Yes, yes, 16-year old New Zealander, writes her own songs, hot success, Royals- you have read all the press releases and accolades, I’m sure. You may have even developed an allergic reaction to Royals due to that song being played to death on radio and covered to, well, deader than dead by way too many aspiring stars on YouTube. It’s a shame, really, as Royals is a solid song, with great production values, catchy beats, and strong and impressively mature vocals from this young lady.
That’s just the tip of the iceberg here. Tennis Court has some pretty pretentious lyrics, but it sounds great, if a little similar to Royals. 400 Lux and Ribs show different sides of Lorde, however, and these are nice sides. Ribs is faster, catchier yet retaining the angst and blues that define Lorde’s songs str0ngly in this album. Buzzcut Season is a catchy song with a cheery tune, but the words are depressingly bleak as the song is about knowing that one’s life is going nowhere but down, but defiantly living for the moment nonetheless. Team is my favorite song here, although it’s also the most obvious track one can pick to present in court as evidence that Lorde is a clone of Lana Del Rey, manufactured in a Kiwi plant. It is also the weakest song, lyrically, but Lorde manages to sell the message – angry teens living in squalor, tired of being ignored by more privileged people – with verve and style.
If there is a flaw in this album, it’s the fact that we have a young girl singing about things that are far bigger than her. At the end of the day, Lorde is singing about social inequality and anger through the lens of a teenage girl. It’s hard to fully buy these messages, although this is not really her fault. Not that I’m suggesting that she should sing about hot boys and making out in the backseats, or that teenagers are clueless about these things – what I am saying here is that, at the end of the day, these songs lack that a sense of conviction or anger to fuel them and make them something more than well-produced songs that are very well-performed by a young lady.

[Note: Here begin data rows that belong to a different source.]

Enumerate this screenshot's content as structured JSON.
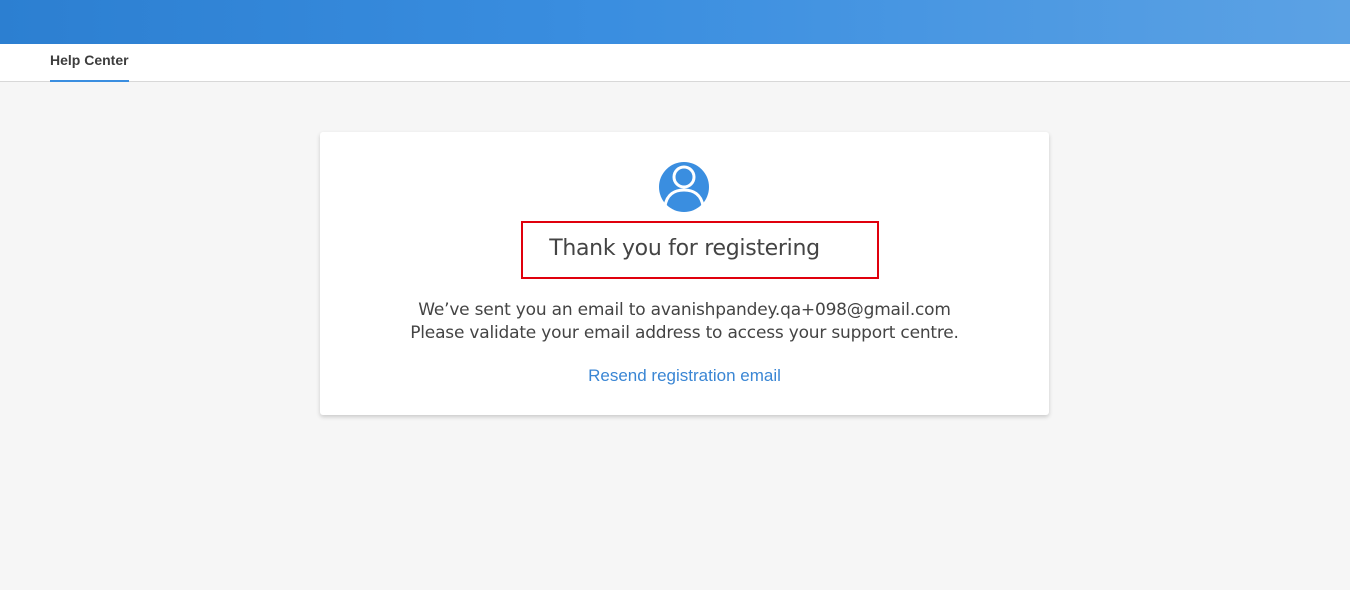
{
  "nav": {
    "tab_label": "Help Center"
  },
  "card": {
    "avatar_icon": "user-icon",
    "title": "Thank you for registering",
    "message_line1": "We’ve sent you an email to avanishpandey.qa+098@gmail.com",
    "message_line2": "Please validate your email address to access your support centre.",
    "resend_link": "Resend registration email"
  },
  "colors": {
    "accent": "#3a8ee0",
    "link": "#3a86d4",
    "highlight": "#e0000d",
    "background": "#f6f6f6"
  }
}
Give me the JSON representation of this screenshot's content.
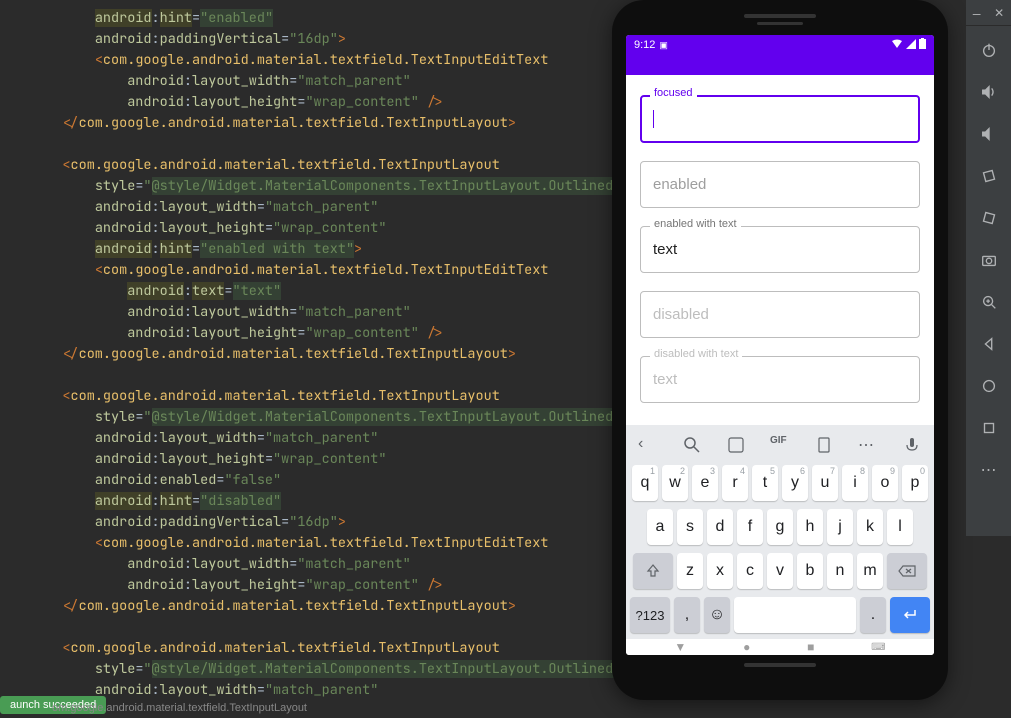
{
  "code": {
    "lines": [
      {
        "indent": 2,
        "type": "attr_hl",
        "attr": "android",
        "prop": "hint",
        "val": "enabled",
        "close": false
      },
      {
        "indent": 2,
        "type": "attr",
        "attr": "android",
        "prop": "paddingVertical",
        "val": "16dp",
        "close": ">"
      },
      {
        "indent": 2,
        "type": "open",
        "tag": "com.google.android.material.textfield.TextInputEditText"
      },
      {
        "indent": 3,
        "type": "attr",
        "attr": "android",
        "prop": "layout_width",
        "val": "match_parent"
      },
      {
        "indent": 3,
        "type": "attr",
        "attr": "android",
        "prop": "layout_height",
        "val": "wrap_content",
        "close": " />"
      },
      {
        "indent": 1,
        "type": "close",
        "tag": "com.google.android.material.textfield.TextInputLayout"
      },
      {
        "indent": 0,
        "type": "blank"
      },
      {
        "indent": 1,
        "type": "open",
        "tag": "com.google.android.material.textfield.TextInputLayout"
      },
      {
        "indent": 2,
        "type": "attr_hl2",
        "attr": "style",
        "val": "@style/Widget.MaterialComponents.TextInputLayout.OutlinedBox"
      },
      {
        "indent": 2,
        "type": "attr",
        "attr": "android",
        "prop": "layout_width",
        "val": "match_parent"
      },
      {
        "indent": 2,
        "type": "attr",
        "attr": "android",
        "prop": "layout_height",
        "val": "wrap_content"
      },
      {
        "indent": 2,
        "type": "attr_hl",
        "attr": "android",
        "prop": "hint",
        "val": "enabled with text",
        "close": ">"
      },
      {
        "indent": 2,
        "type": "open",
        "tag": "com.google.android.material.textfield.TextInputEditText"
      },
      {
        "indent": 3,
        "type": "attr_hl",
        "attr": "android",
        "prop": "text",
        "val": "text"
      },
      {
        "indent": 3,
        "type": "attr",
        "attr": "android",
        "prop": "layout_width",
        "val": "match_parent"
      },
      {
        "indent": 3,
        "type": "attr",
        "attr": "android",
        "prop": "layout_height",
        "val": "wrap_content",
        "close": " />"
      },
      {
        "indent": 1,
        "type": "close",
        "tag": "com.google.android.material.textfield.TextInputLayout"
      },
      {
        "indent": 0,
        "type": "blank"
      },
      {
        "indent": 1,
        "type": "open",
        "tag": "com.google.android.material.textfield.TextInputLayout"
      },
      {
        "indent": 2,
        "type": "attr_hl2",
        "attr": "style",
        "val": "@style/Widget.MaterialComponents.TextInputLayout.OutlinedBox"
      },
      {
        "indent": 2,
        "type": "attr",
        "attr": "android",
        "prop": "layout_width",
        "val": "match_parent"
      },
      {
        "indent": 2,
        "type": "attr",
        "attr": "android",
        "prop": "layout_height",
        "val": "wrap_content"
      },
      {
        "indent": 2,
        "type": "attr",
        "attr": "android",
        "prop": "enabled",
        "val": "false"
      },
      {
        "indent": 2,
        "type": "attr_hl",
        "attr": "android",
        "prop": "hint",
        "val": "disabled"
      },
      {
        "indent": 2,
        "type": "attr",
        "attr": "android",
        "prop": "paddingVertical",
        "val": "16dp",
        "close": ">"
      },
      {
        "indent": 2,
        "type": "open",
        "tag": "com.google.android.material.textfield.TextInputEditText"
      },
      {
        "indent": 3,
        "type": "attr",
        "attr": "android",
        "prop": "layout_width",
        "val": "match_parent"
      },
      {
        "indent": 3,
        "type": "attr",
        "attr": "android",
        "prop": "layout_height",
        "val": "wrap_content",
        "close": " />"
      },
      {
        "indent": 1,
        "type": "close",
        "tag": "com.google.android.material.textfield.TextInputLayout"
      },
      {
        "indent": 0,
        "type": "blank"
      },
      {
        "indent": 1,
        "type": "open",
        "tag": "com.google.android.material.textfield.TextInputLayout"
      },
      {
        "indent": 2,
        "type": "attr_hl2",
        "attr": "style",
        "val": "@style/Widget.MaterialComponents.TextInputLayout.OutlinedBox"
      },
      {
        "indent": 2,
        "type": "attr",
        "attr": "android",
        "prop": "layout_width",
        "val": "match_parent"
      }
    ]
  },
  "emulator": {
    "time": "9:12",
    "fields": {
      "focused_label": "focused",
      "enabled_hint": "enabled",
      "enabled_text_label": "enabled with text",
      "enabled_text_value": "text",
      "disabled_hint": "disabled",
      "disabled_text_label": "disabled with text",
      "disabled_text_value": "text"
    },
    "keyboard": {
      "row1": [
        "q",
        "w",
        "e",
        "r",
        "t",
        "y",
        "u",
        "i",
        "o",
        "p"
      ],
      "hints1": [
        "1",
        "2",
        "3",
        "4",
        "5",
        "6",
        "7",
        "8",
        "9",
        "0"
      ],
      "row2": [
        "a",
        "s",
        "d",
        "f",
        "g",
        "h",
        "j",
        "k",
        "l"
      ],
      "row3": [
        "z",
        "x",
        "c",
        "v",
        "b",
        "n",
        "m"
      ],
      "sym": "?123",
      "comma": ",",
      "period": "."
    }
  },
  "toast": "aunch succeeded",
  "breadcrumb": "om.google.android.material.textfield.TextInputLayout"
}
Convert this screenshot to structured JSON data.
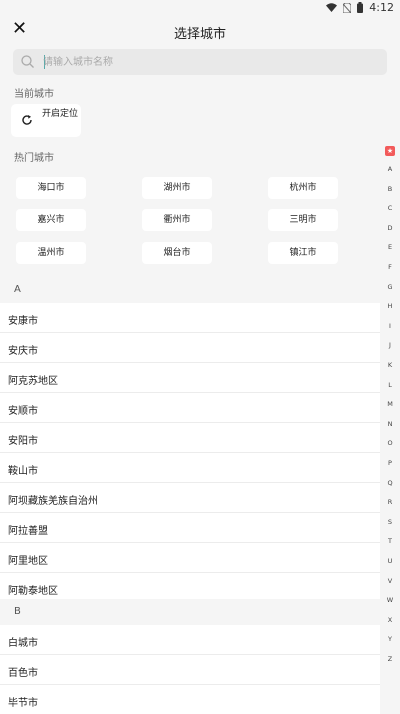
{
  "status": {
    "time": "4:12"
  },
  "header": {
    "title": "选择城市"
  },
  "search": {
    "placeholder": "请输入城市名称"
  },
  "current": {
    "label": "当前城市",
    "locate_label": "开启定位"
  },
  "hot": {
    "label": "热门城市",
    "cities": [
      "海口市",
      "湖州市",
      "杭州市",
      "嘉兴市",
      "衢州市",
      "三明市",
      "温州市",
      "烟台市",
      "镇江市"
    ]
  },
  "groups": [
    {
      "letter": "A",
      "cities": [
        "安康市",
        "安庆市",
        "阿克苏地区",
        "安顺市",
        "安阳市",
        "鞍山市",
        "阿坝藏族羌族自治州",
        "阿拉善盟",
        "阿里地区",
        "阿勒泰地区"
      ]
    },
    {
      "letter": "B",
      "cities": [
        "白城市",
        "百色市",
        "毕节市"
      ]
    }
  ],
  "index_letters": [
    "A",
    "B",
    "C",
    "D",
    "E",
    "F",
    "G",
    "H",
    "I",
    "J",
    "K",
    "L",
    "M",
    "N",
    "O",
    "P",
    "Q",
    "R",
    "S",
    "T",
    "U",
    "V",
    "W",
    "X",
    "Y",
    "Z"
  ],
  "colors": {
    "background": "#f5f5f5",
    "index_accent": "#f25a5a"
  }
}
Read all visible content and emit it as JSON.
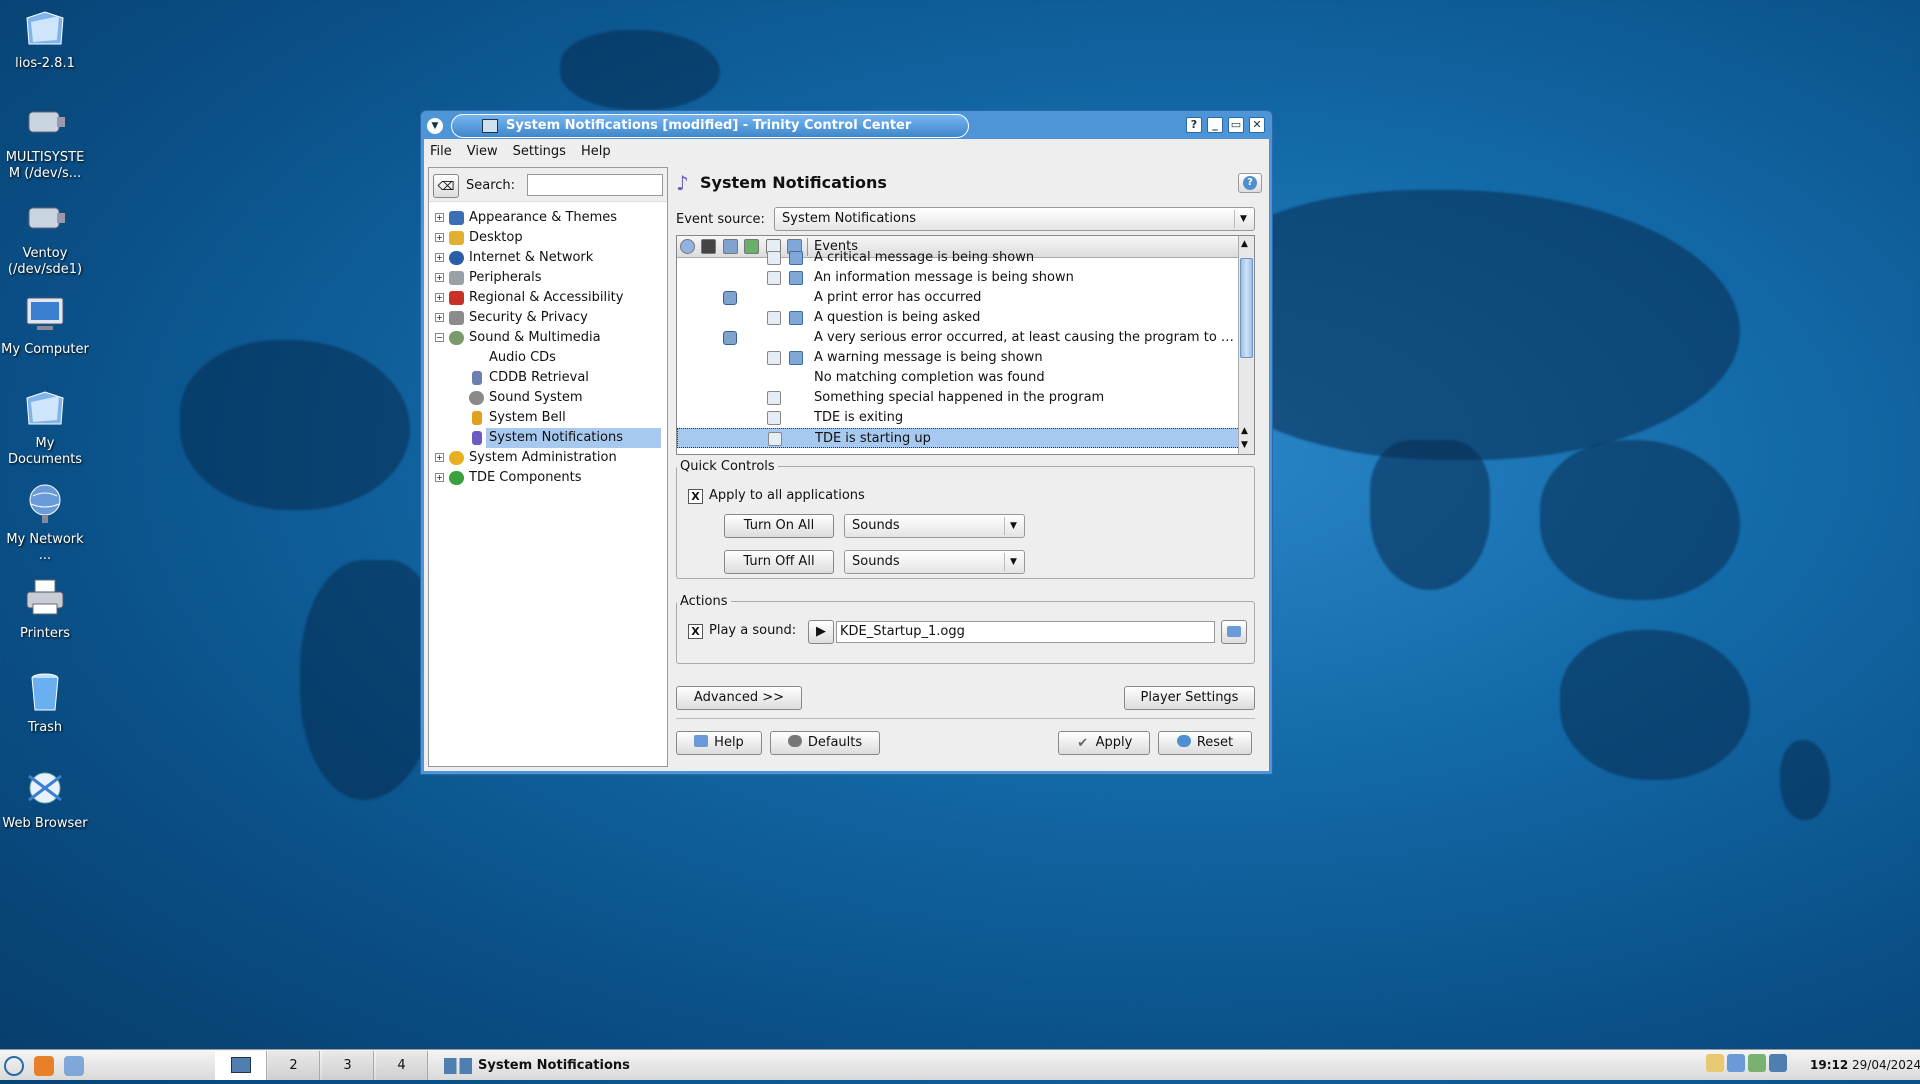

This isn’t a bad thing, actually. It just means that one day this young lady may come up with something that sounds good to and resonates emotionally with me. Right now, Pure Heroine is pure heroin to the ears. The songs stick to the head like gorgeous ear worms, and while she does sound like Lana Del Rey’s mini-me at times, at least her lyrics feel more grown-up than Ms Del Rey’s.